NV Billecart-Salmon Champagne Brut Rosé - As the name indicates, this is a non-vintage champagne, meaning the grapes used did not all come from the same harvest year. It is composed of a blend of wines of several years of a maker to reflect its own particular style.
The grapes/blend used by Billecart-Salmon for its Brut Rosé are chardonnay, pinot meunier and pinot noir vinified as a white wine and pinot noir vinified as a red wine - I won't get into the difference in vinification as that would take too long and doesn't really matter to casual drinkers anyway).
This usually simple, fresh, charming, playfully light champagne is one of my favorite non-vintage, locally available rosé bubblies (from Bacchus). This particular version presented a sharply clean profile of fresh, large western strawberries, bit of pink grapefruit (more like our local, pink version called "pomelo" or "suhà"). There is a slight breadiness towards the back, but still restrained. There seems to be marginally more heft mid-mouth than those of the past, but it is still quite light in all. Amusing, bright and playful as usual - a nice and simple apéritif or drink to while away time with.
By around 6pm, we left to drop by the Vigneron's place for a few minutes and, then, proceeded to Sommelier Selection's Tasting of 100 Wines of France at the White Space along Pasong Tamo Extension (a.k.a., Automotive Row). Wine crusader, Jérome Philippon, was busy holding court, but took some time to welcome, chat with us and make sure we were quickly settled in.
As the event's name promised, there were no less than 100 wines from select producers of different French wine regions. Though there was a good crowd there, Miguel and I almost immediately saw a few friends in attendance: Austrian bon vivant and fellow IWFS stalwart Othmar Ober, Chef-Restaurateur Colin Mackay, Elbert "the Steakroom" Cuenca, Socky Pitargue and others.
I almost always seem to bump into Othmar at wine-tasting events, he certainly gets around.
I also immediately noticed the Alsace wines of Bott-Geyl on a nearby table and made a mental note to order some of the 2006 Bott-Geyl Gewürztraminer Les Elements that my wife and I love, particularly when paired with tart tatin and terrine of foie gras. At its most reasonable price, it's a definite no-brainer to purchase a lot of.
Back to the wine...a quick pass along the two kilometric tables on either side of the pleasantly cool, brightly-lit venue (nice high ceiling) with a Manhattan converted warehouse feel going on, showed many wines I was already familiar with. Good, this meant I didn't have to taste too many and risk getting tipsy for the second time that day.
I zeroed in a few whites, rosés and reds from the Rhône and Beaujolais.
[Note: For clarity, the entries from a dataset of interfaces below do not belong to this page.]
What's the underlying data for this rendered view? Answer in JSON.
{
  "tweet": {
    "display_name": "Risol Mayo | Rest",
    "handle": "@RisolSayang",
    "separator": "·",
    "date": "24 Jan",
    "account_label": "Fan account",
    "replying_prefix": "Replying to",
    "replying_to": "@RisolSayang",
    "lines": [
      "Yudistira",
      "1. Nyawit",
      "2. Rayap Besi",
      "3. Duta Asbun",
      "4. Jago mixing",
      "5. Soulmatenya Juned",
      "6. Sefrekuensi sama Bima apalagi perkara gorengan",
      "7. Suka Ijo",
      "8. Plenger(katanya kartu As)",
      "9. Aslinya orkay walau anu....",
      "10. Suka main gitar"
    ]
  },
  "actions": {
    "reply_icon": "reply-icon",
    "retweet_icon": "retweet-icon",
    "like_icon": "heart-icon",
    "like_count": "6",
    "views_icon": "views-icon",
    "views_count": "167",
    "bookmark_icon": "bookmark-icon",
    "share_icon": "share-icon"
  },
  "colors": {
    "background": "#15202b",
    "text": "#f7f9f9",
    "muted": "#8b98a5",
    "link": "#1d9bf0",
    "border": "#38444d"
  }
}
Since I already have a good enough grasp of Jérome's Rhône line, I just tasted some more recent vintages thereof, particularly the Domaine La Roubine Gigondas which I consider a very good value red that goes well with roast rack of venison and other hearty roast game/meat dishes.
In addition, I tasted and made sure to also order a few of these...
...as well as some of this (among others)....
Very briefly (since it had already been a very long wine day, after all)...
2006 Domaine Tracot Jean Paul Dubost Moulin á Vent - Rich, deeply veined fruit, good potential, poise and harmony, light on its feet, long and graceful finish of violets.
2006 Domaine Tracot Jean Paul Dubost Fleurie - Lighter in body, more floral and feminine, brighter berries and cherry. I bought these with my wife in mind and to try out on my friends to show them what a good Beaujolais is like.
2003 Lucien Boillot Volnay -Good drive and earthiness to the ripe-roasted, juicy dark fruit. Some interesting underlying roast meatiness as well. Robust and a bit rustic for a village Volnay, but neither heavy nor ponderous in the least. No-brainer for a good red Burg for the house. I'll pair these with my roast racks of lamb.
By 9:30, we headed back home after a very long, but most enjoyable, wine-colored Friday.